====== Data for this task ======
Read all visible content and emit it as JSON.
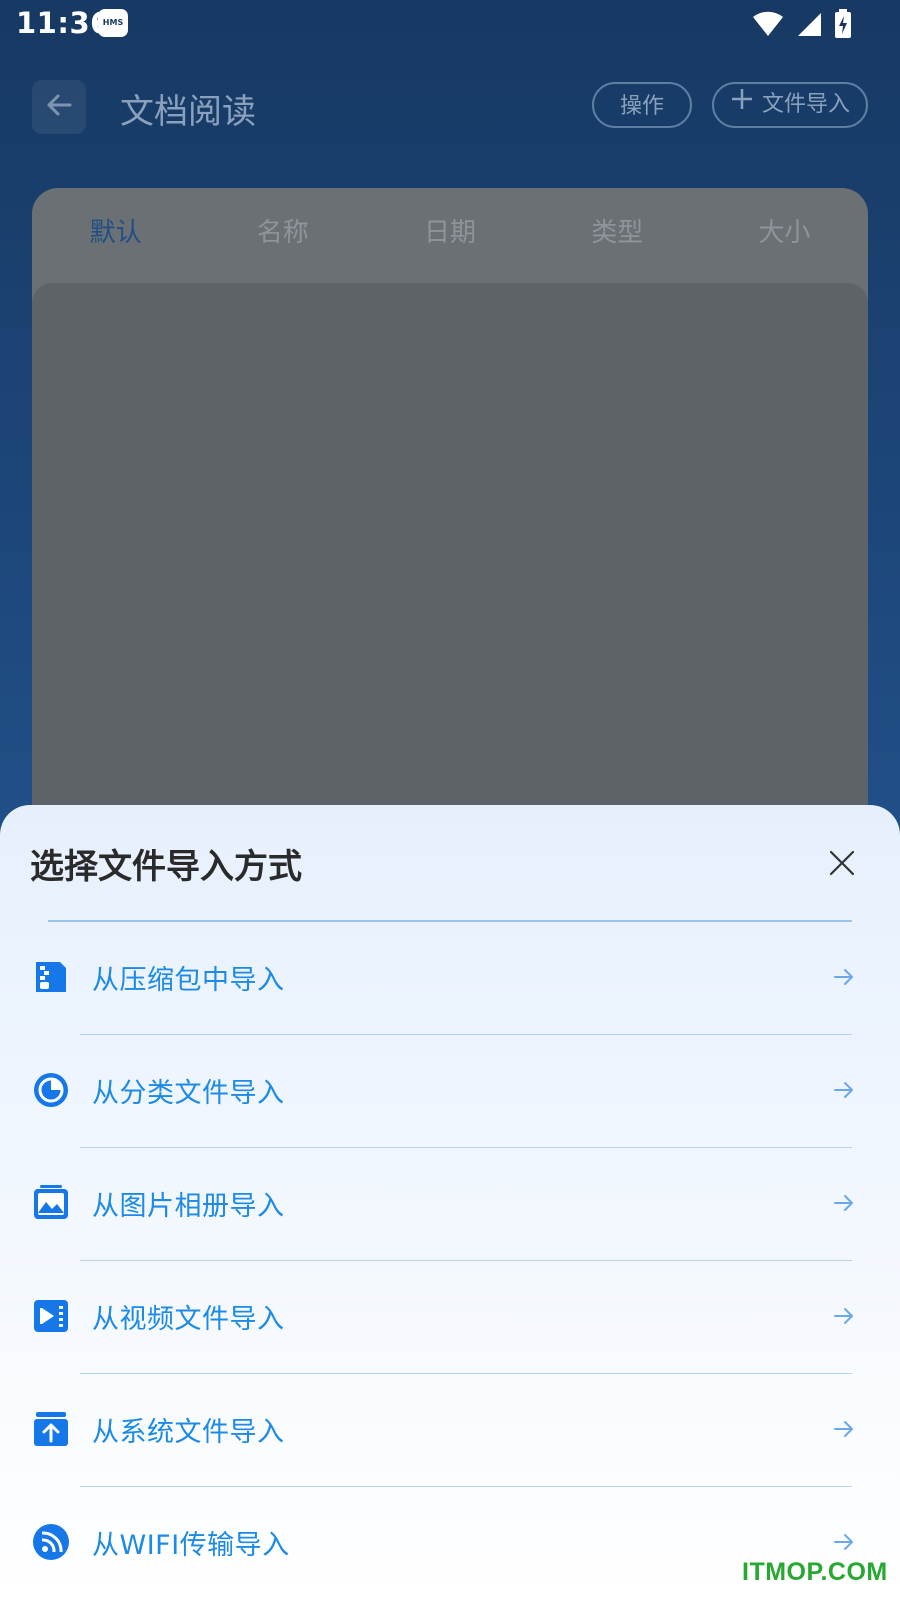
{
  "status_bar": {
    "time": "11:36",
    "badge": "HMS",
    "icons": [
      "wifi-icon",
      "signal-icon",
      "battery-charging-icon"
    ]
  },
  "header": {
    "title": "文档阅读",
    "back_icon": "back-arrow-icon",
    "operate_label": "操作",
    "import_label": "文件导入",
    "import_icon": "plus-icon"
  },
  "sort_tabs": [
    {
      "label": "默认",
      "active": true
    },
    {
      "label": "名称",
      "active": false
    },
    {
      "label": "日期",
      "active": false
    },
    {
      "label": "类型",
      "active": false
    },
    {
      "label": "大小",
      "active": false
    }
  ],
  "sheet": {
    "title": "选择文件导入方式",
    "close_icon": "close-icon",
    "options": [
      {
        "label": "从压缩包中导入",
        "icon": "zip-icon"
      },
      {
        "label": "从分类文件导入",
        "icon": "pie-chart-icon"
      },
      {
        "label": "从图片相册导入",
        "icon": "image-icon"
      },
      {
        "label": "从视频文件导入",
        "icon": "video-icon"
      },
      {
        "label": "从系统文件导入",
        "icon": "upload-box-icon"
      },
      {
        "label": "从WIFI传输导入",
        "icon": "wifi-transfer-icon"
      }
    ]
  },
  "watermark": "ITMOP.COM",
  "colors": {
    "accent": "#1c8ae6",
    "icon_blue": "#1677e8",
    "watermark_green": "#27a830"
  }
}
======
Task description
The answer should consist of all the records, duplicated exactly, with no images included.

Exercise output
Read all visible content and emit it as JSON.
{
  "status_bar": {
    "time": "11:36",
    "badge": "HMS",
    "icons": [
      "wifi-icon",
      "signal-icon",
      "battery-charging-icon"
    ]
  },
  "header": {
    "title": "文档阅读",
    "back_icon": "back-arrow-icon",
    "operate_label": "操作",
    "import_label": "文件导入",
    "import_icon": "plus-icon"
  },
  "sort_tabs": [
    {
      "label": "默认",
      "active": true
    },
    {
      "label": "名称",
      "active": false
    },
    {
      "label": "日期",
      "active": false
    },
    {
      "label": "类型",
      "active": false
    },
    {
      "label": "大小",
      "active": false
    }
  ],
  "sheet": {
    "title": "选择文件导入方式",
    "close_icon": "close-icon",
    "options": [
      {
        "label": "从压缩包中导入",
        "icon": "zip-icon"
      },
      {
        "label": "从分类文件导入",
        "icon": "pie-chart-icon"
      },
      {
        "label": "从图片相册导入",
        "icon": "image-icon"
      },
      {
        "label": "从视频文件导入",
        "icon": "video-icon"
      },
      {
        "label": "从系统文件导入",
        "icon": "upload-box-icon"
      },
      {
        "label": "从WIFI传输导入",
        "icon": "wifi-transfer-icon"
      }
    ]
  },
  "watermark": "ITMOP.COM",
  "colors": {
    "accent": "#1c8ae6",
    "icon_blue": "#1677e8",
    "watermark_green": "#27a830"
  }
}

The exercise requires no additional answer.